REQUIRED ACTION: The answer is every line in the data below that contains the word "contract".

Items from a data source:
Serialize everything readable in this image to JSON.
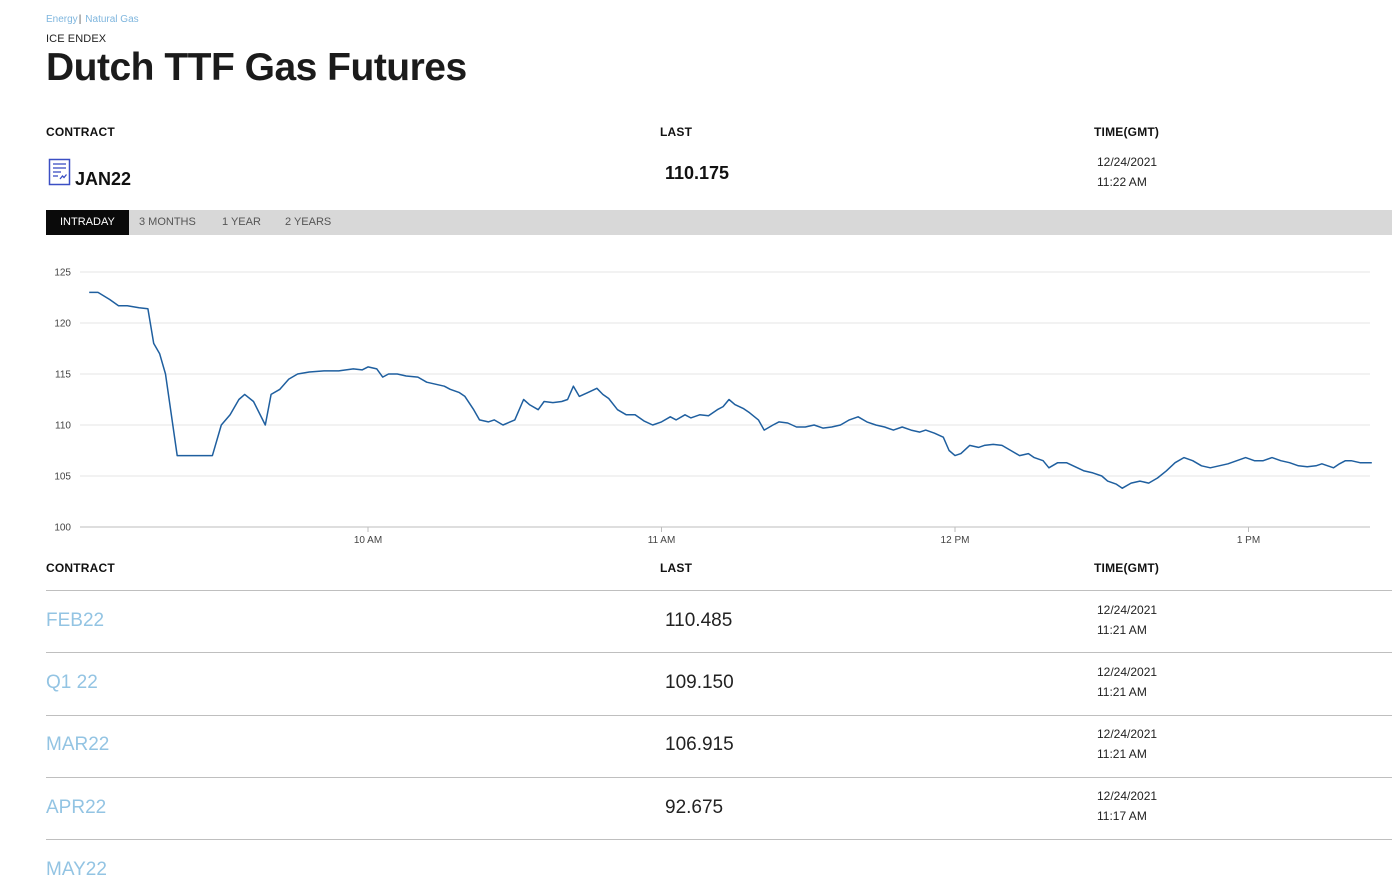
{
  "breadcrumb": {
    "item1": "Energy",
    "item2": "Natural Gas"
  },
  "exchange": "ICE ENDEX",
  "title": "Dutch TTF Gas Futures",
  "headers": {
    "contract": "CONTRACT",
    "last": "LAST",
    "time": "TIME(GMT)"
  },
  "main": {
    "contract": "JAN22",
    "last": "110.175",
    "date": "12/24/2021",
    "time": "11:22 AM"
  },
  "tabs": [
    "INTRADAY",
    "3 MONTHS",
    "1 YEAR",
    "2 YEARS"
  ],
  "active_tab": "INTRADAY",
  "colors": {
    "line": "#1f5f9f",
    "link": "#93c4e3",
    "grid": "#e6e6e6"
  },
  "chart_data": {
    "type": "line",
    "ylim": [
      100,
      125
    ],
    "yticks": [
      "100",
      "105",
      "110",
      "115",
      "120",
      "125"
    ],
    "xtick_labels": [
      "10 AM",
      "11 AM",
      "12 PM",
      "1 PM"
    ],
    "x_range_minutes": [
      9.05,
      13.42
    ],
    "xtick_minutes": [
      10,
      11,
      12,
      13
    ],
    "series": [
      {
        "points": [
          [
            9.05,
            123.0
          ],
          [
            9.08,
            123.0
          ],
          [
            9.12,
            122.3
          ],
          [
            9.15,
            121.7
          ],
          [
            9.18,
            121.7
          ],
          [
            9.22,
            121.5
          ],
          [
            9.25,
            121.4
          ],
          [
            9.27,
            118.0
          ],
          [
            9.29,
            117.0
          ],
          [
            9.31,
            115.0
          ],
          [
            9.35,
            107.0
          ],
          [
            9.42,
            107.0
          ],
          [
            9.47,
            107.0
          ],
          [
            9.5,
            110.0
          ],
          [
            9.53,
            111.0
          ],
          [
            9.56,
            112.5
          ],
          [
            9.58,
            113.0
          ],
          [
            9.61,
            112.3
          ],
          [
            9.65,
            110.0
          ],
          [
            9.67,
            113.0
          ],
          [
            9.7,
            113.5
          ],
          [
            9.73,
            114.5
          ],
          [
            9.76,
            115.0
          ],
          [
            9.8,
            115.2
          ],
          [
            9.85,
            115.3
          ],
          [
            9.9,
            115.3
          ],
          [
            9.95,
            115.5
          ],
          [
            9.98,
            115.4
          ],
          [
            10.0,
            115.7
          ],
          [
            10.03,
            115.5
          ],
          [
            10.05,
            114.7
          ],
          [
            10.07,
            115.0
          ],
          [
            10.1,
            115.0
          ],
          [
            10.13,
            114.8
          ],
          [
            10.17,
            114.7
          ],
          [
            10.2,
            114.2
          ],
          [
            10.23,
            114.0
          ],
          [
            10.26,
            113.8
          ],
          [
            10.28,
            113.5
          ],
          [
            10.31,
            113.2
          ],
          [
            10.33,
            112.8
          ],
          [
            10.36,
            111.5
          ],
          [
            10.38,
            110.5
          ],
          [
            10.41,
            110.3
          ],
          [
            10.43,
            110.5
          ],
          [
            10.46,
            110.0
          ],
          [
            10.5,
            110.5
          ],
          [
            10.53,
            112.5
          ],
          [
            10.55,
            112.0
          ],
          [
            10.58,
            111.5
          ],
          [
            10.6,
            112.3
          ],
          [
            10.63,
            112.2
          ],
          [
            10.66,
            112.3
          ],
          [
            10.68,
            112.5
          ],
          [
            10.7,
            113.8
          ],
          [
            10.72,
            112.8
          ],
          [
            10.75,
            113.2
          ],
          [
            10.78,
            113.6
          ],
          [
            10.8,
            113.0
          ],
          [
            10.82,
            112.6
          ],
          [
            10.85,
            111.5
          ],
          [
            10.88,
            111.0
          ],
          [
            10.91,
            111.0
          ],
          [
            10.94,
            110.4
          ],
          [
            10.97,
            110.0
          ],
          [
            11.0,
            110.3
          ],
          [
            11.03,
            110.8
          ],
          [
            11.05,
            110.5
          ],
          [
            11.08,
            111.0
          ],
          [
            11.1,
            110.7
          ],
          [
            11.13,
            111.0
          ],
          [
            11.16,
            110.9
          ],
          [
            11.19,
            111.5
          ],
          [
            11.21,
            111.8
          ],
          [
            11.23,
            112.5
          ],
          [
            11.25,
            112.0
          ],
          [
            11.28,
            111.6
          ],
          [
            11.3,
            111.2
          ],
          [
            11.33,
            110.5
          ],
          [
            11.35,
            109.5
          ],
          [
            11.38,
            110.0
          ],
          [
            11.4,
            110.3
          ],
          [
            11.43,
            110.2
          ],
          [
            11.46,
            109.8
          ],
          [
            11.49,
            109.8
          ],
          [
            11.52,
            110.0
          ],
          [
            11.55,
            109.7
          ],
          [
            11.58,
            109.8
          ],
          [
            11.61,
            110.0
          ],
          [
            11.64,
            110.5
          ],
          [
            11.67,
            110.8
          ],
          [
            11.7,
            110.3
          ],
          [
            11.73,
            110.0
          ],
          [
            11.76,
            109.8
          ],
          [
            11.79,
            109.5
          ],
          [
            11.82,
            109.8
          ],
          [
            11.85,
            109.5
          ],
          [
            11.88,
            109.3
          ],
          [
            11.9,
            109.5
          ],
          [
            11.93,
            109.2
          ],
          [
            11.96,
            108.8
          ],
          [
            11.98,
            107.5
          ],
          [
            12.0,
            107.0
          ],
          [
            12.02,
            107.2
          ],
          [
            12.05,
            108.0
          ],
          [
            12.08,
            107.8
          ],
          [
            12.1,
            108.0
          ],
          [
            12.13,
            108.1
          ],
          [
            12.16,
            108.0
          ],
          [
            12.19,
            107.5
          ],
          [
            12.22,
            107.0
          ],
          [
            12.25,
            107.2
          ],
          [
            12.27,
            106.8
          ],
          [
            12.3,
            106.5
          ],
          [
            12.32,
            105.8
          ],
          [
            12.35,
            106.3
          ],
          [
            12.38,
            106.3
          ],
          [
            12.41,
            105.9
          ],
          [
            12.44,
            105.5
          ],
          [
            12.47,
            105.3
          ],
          [
            12.5,
            105.0
          ],
          [
            12.52,
            104.5
          ],
          [
            12.55,
            104.2
          ],
          [
            12.57,
            103.8
          ],
          [
            12.6,
            104.3
          ],
          [
            12.63,
            104.5
          ],
          [
            12.66,
            104.3
          ],
          [
            12.69,
            104.8
          ],
          [
            12.72,
            105.5
          ],
          [
            12.75,
            106.3
          ],
          [
            12.78,
            106.8
          ],
          [
            12.81,
            106.5
          ],
          [
            12.84,
            106.0
          ],
          [
            12.87,
            105.8
          ],
          [
            12.9,
            106.0
          ],
          [
            12.93,
            106.2
          ],
          [
            12.96,
            106.5
          ],
          [
            12.99,
            106.8
          ],
          [
            13.02,
            106.5
          ],
          [
            13.05,
            106.5
          ],
          [
            13.08,
            106.8
          ],
          [
            13.11,
            106.5
          ],
          [
            13.14,
            106.3
          ],
          [
            13.17,
            106.0
          ],
          [
            13.2,
            105.9
          ],
          [
            13.23,
            106.0
          ],
          [
            13.25,
            106.2
          ],
          [
            13.27,
            106.0
          ],
          [
            13.29,
            105.8
          ],
          [
            13.31,
            106.2
          ],
          [
            13.33,
            106.5
          ],
          [
            13.35,
            106.5
          ],
          [
            13.38,
            106.3
          ],
          [
            13.42,
            106.3
          ]
        ]
      }
    ]
  },
  "rows": [
    {
      "contract": "FEB22",
      "last": "110.485",
      "date": "12/24/2021",
      "time": "11:21 AM"
    },
    {
      "contract": "Q1 22",
      "last": "109.150",
      "date": "12/24/2021",
      "time": "11:21 AM"
    },
    {
      "contract": "MAR22",
      "last": "106.915",
      "date": "12/24/2021",
      "time": "11:21 AM"
    },
    {
      "contract": "APR22",
      "last": "92.675",
      "date": "12/24/2021",
      "time": "11:17 AM"
    },
    {
      "contract": "MAY22",
      "last": "",
      "date": "",
      "time": ""
    }
  ]
}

ANSWER SPACE:
    "contract": "CONTRACT",
    "contract": "JAN22",
      "contract": "FEB22",
      "contract": "Q1 22",
      "contract": "MAR22",
      "contract": "APR22",
      "contract": "MAY22",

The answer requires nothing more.